[Data supplied — start]
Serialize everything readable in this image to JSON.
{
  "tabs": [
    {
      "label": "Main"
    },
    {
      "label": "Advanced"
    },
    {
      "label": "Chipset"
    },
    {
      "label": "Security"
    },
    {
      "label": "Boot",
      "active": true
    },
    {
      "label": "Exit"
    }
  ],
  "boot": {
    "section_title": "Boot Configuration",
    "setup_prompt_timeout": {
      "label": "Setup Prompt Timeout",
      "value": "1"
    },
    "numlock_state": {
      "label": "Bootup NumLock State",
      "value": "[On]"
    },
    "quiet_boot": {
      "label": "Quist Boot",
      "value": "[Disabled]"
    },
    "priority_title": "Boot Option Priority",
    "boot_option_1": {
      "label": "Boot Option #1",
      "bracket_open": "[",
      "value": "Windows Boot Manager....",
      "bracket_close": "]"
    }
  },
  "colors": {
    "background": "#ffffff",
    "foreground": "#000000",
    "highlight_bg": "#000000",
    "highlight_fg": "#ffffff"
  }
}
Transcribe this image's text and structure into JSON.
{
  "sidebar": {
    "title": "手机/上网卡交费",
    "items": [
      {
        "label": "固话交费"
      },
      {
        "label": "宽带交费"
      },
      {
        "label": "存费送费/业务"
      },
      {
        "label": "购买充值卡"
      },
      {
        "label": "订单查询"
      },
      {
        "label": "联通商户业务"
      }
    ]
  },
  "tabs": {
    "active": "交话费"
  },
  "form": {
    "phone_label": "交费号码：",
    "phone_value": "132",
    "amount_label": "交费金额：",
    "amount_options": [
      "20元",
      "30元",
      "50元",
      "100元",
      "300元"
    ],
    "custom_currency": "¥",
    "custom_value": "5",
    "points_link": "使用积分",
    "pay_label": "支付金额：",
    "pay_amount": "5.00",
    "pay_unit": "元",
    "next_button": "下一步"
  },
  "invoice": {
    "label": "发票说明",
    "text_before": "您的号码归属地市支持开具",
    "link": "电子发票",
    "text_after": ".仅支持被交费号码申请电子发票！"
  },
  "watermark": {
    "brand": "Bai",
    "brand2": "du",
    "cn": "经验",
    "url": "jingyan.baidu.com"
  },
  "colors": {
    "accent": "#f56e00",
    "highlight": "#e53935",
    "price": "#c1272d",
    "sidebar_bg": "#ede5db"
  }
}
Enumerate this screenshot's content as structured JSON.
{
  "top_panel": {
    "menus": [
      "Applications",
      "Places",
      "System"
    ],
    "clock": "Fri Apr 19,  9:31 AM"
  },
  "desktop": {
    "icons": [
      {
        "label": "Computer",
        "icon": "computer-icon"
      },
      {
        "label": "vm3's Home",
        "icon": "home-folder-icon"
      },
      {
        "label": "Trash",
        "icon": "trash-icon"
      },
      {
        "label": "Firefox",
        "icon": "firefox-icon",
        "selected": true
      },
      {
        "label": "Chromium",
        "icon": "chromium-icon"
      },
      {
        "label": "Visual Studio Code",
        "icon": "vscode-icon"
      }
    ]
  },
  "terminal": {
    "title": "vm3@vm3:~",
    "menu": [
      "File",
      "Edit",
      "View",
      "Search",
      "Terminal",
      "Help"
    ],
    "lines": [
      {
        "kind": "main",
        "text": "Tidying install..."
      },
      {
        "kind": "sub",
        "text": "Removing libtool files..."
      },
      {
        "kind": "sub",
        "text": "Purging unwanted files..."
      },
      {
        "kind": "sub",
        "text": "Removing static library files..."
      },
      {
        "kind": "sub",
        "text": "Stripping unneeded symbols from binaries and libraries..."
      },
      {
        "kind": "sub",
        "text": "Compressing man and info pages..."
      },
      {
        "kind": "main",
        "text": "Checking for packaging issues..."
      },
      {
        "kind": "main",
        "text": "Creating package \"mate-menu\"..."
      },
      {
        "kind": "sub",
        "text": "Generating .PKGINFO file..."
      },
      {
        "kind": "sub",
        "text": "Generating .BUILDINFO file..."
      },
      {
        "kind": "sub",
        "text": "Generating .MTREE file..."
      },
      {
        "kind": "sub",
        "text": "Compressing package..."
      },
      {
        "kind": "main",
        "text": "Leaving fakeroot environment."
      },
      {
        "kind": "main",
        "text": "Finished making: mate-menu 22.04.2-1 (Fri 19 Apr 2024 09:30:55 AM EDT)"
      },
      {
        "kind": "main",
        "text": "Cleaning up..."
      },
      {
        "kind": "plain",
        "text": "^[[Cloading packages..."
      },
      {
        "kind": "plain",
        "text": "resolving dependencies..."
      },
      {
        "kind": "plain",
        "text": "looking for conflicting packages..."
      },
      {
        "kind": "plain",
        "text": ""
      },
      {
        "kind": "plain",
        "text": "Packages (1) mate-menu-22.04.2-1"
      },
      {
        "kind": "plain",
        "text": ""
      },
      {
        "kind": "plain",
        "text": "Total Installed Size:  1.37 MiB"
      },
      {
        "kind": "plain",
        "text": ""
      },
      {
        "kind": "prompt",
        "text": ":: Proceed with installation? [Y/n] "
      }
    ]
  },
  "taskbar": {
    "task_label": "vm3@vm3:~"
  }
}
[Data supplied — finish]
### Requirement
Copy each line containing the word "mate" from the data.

### Answer space
        "text": "Creating package \"mate-menu\"..."
        "text": "Finished making: mate-menu 22.04.2-1 (Fri 19 Apr 2024 09:30:55 AM EDT)"
        "text": "Packages (1) mate-menu-22.04.2-1"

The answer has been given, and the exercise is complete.